I was nervous. She wanted to be the first woman to get her head shaved in history and so she was willing to put her hair on the line. I put my title on the line. When I was cutting her hair, I don’t know if you noticed but you’re supposed to cut it with scissors first and the guy that was standing next to us was actually Vince McMahon’s barber in real life. And no one went over how to shave a head and I cut her head several times. I mean I was nicking her skin on her head. And when I went back, I was like “oh my god, we’re going to get into a fistfight I know it. She’s gonna beat my a**” and it wasn’t that way and everybody was pleased with the match. Everybody was proud of us but at the same time I still felt bad because you really don’t want to cut someone open. Because we beat the heck out of each other during the match and now to cut her head it was really brutal and I remember them saying we need her bald by the time we get back and there’s no way. I asked the barber “can you help me?” and he goes “I’m not allowed to”. “But, I can’t do it”. And I’m smiling like I’m enjoying it but inside I’m going I don’t know how tofreakin’ shave her head. She came out here for an appearance at my restaurant to visit and I had it playing and she goes “I’m going to the bathroom I can’t watch this part” when she got her head shaved. But she’s a beautiful bald, she had the face for it.

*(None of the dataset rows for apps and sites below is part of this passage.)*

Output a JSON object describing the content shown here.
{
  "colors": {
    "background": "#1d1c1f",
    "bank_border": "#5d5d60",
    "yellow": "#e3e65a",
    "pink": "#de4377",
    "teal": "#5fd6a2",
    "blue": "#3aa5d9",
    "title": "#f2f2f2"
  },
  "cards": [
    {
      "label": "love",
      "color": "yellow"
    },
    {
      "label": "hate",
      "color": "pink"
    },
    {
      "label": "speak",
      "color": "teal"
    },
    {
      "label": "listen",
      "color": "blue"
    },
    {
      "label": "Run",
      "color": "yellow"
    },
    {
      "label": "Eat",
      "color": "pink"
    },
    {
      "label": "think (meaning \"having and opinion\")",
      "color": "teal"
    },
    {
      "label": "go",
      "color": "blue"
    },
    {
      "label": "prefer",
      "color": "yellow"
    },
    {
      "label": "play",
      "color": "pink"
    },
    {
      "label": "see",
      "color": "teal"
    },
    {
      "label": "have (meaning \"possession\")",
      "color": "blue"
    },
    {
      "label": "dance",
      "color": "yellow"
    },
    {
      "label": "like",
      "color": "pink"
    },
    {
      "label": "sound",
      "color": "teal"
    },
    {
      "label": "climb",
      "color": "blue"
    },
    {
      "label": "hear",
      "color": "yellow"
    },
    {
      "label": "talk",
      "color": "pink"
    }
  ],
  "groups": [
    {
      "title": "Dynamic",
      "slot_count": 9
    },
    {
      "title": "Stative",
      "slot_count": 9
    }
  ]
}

On her favourite person to travel with:
Oh my god, there’s so many. There’s Candice Michelle, Torrie Wilson, Chavo Guerrero,Carlito. Gail Kim was one of my favourites. ODB. I mean, you have to ride with people because you’re with them 24/7. You have to drive with them and check into hotels and the girls we share a room so you automatically form a bond. Brooke and I never had to go out. We’d have fun in the room telling stories and stuff like that. So, it was like yea herand I are very tight. Even still to this day. I did notice that people in WWE have a little bitmore stronger bond than I do with people in TNA. I think just because I was with WWE for ten years and we were on the road four days a week. Not just the Orlando show but we weren’t together that much. I immediately had a bond with ODB from TNA she was one of my close friends there. That’s who I’m facing at the Texas show. So I’m excited.
On comparing the backstage atmosphere in WWE to that of TNA
It’s completely different. I’m going to be honest with you, there was a lot of freedom at TNA. I remember coming there and asking “Hey what do you want out of this match”. “Oh, you just do what you do”. And I’m like “What?” because I’m not used to that. I was always used to a little bit more structure. There’s nothing like a production like WWE. No one is going to be WWE, ever. Also, there were times I found out I was pay per view through twitter and I called the office saying “Hey am I on pay per view and never got travel and it’s been two days I don’t know what’s going on”. WWE is organized. I’m used to organization and someone handling the PR department. Someone handling a photo shoot. So there is a department for every single thing you do in WWE. And if you’re lost, don’t know what’s going on, they have a department to help you out. But I did have a good career in TNA. I had some good matches. I want to go to TNA to face ODB and Kong so that was one of my dreams and I got to do it. And Mickie James and I had a cage match. I had a good run there. At the end, not so much. I didn’t feel the passion anymore. That’s the difference.
The WNS Podcast is the official podcast for WrestlingNewsSource.com hosted by Danny Ray, Doug Sutton and Tyler Abear. Each episode covers the world of pro-wrestling featuring weekly WWE Raw, SmackDown and TNA Impact Wrestling rundowns, Pay-Per-View analysis and top interviews with industry greats such as Diamond Dallas Page, Booker T, The Million Dollar Man Ted DiBiase and Mick Foley. Check out our episode archive and LIKE us on facebook.com/WNSPodcast.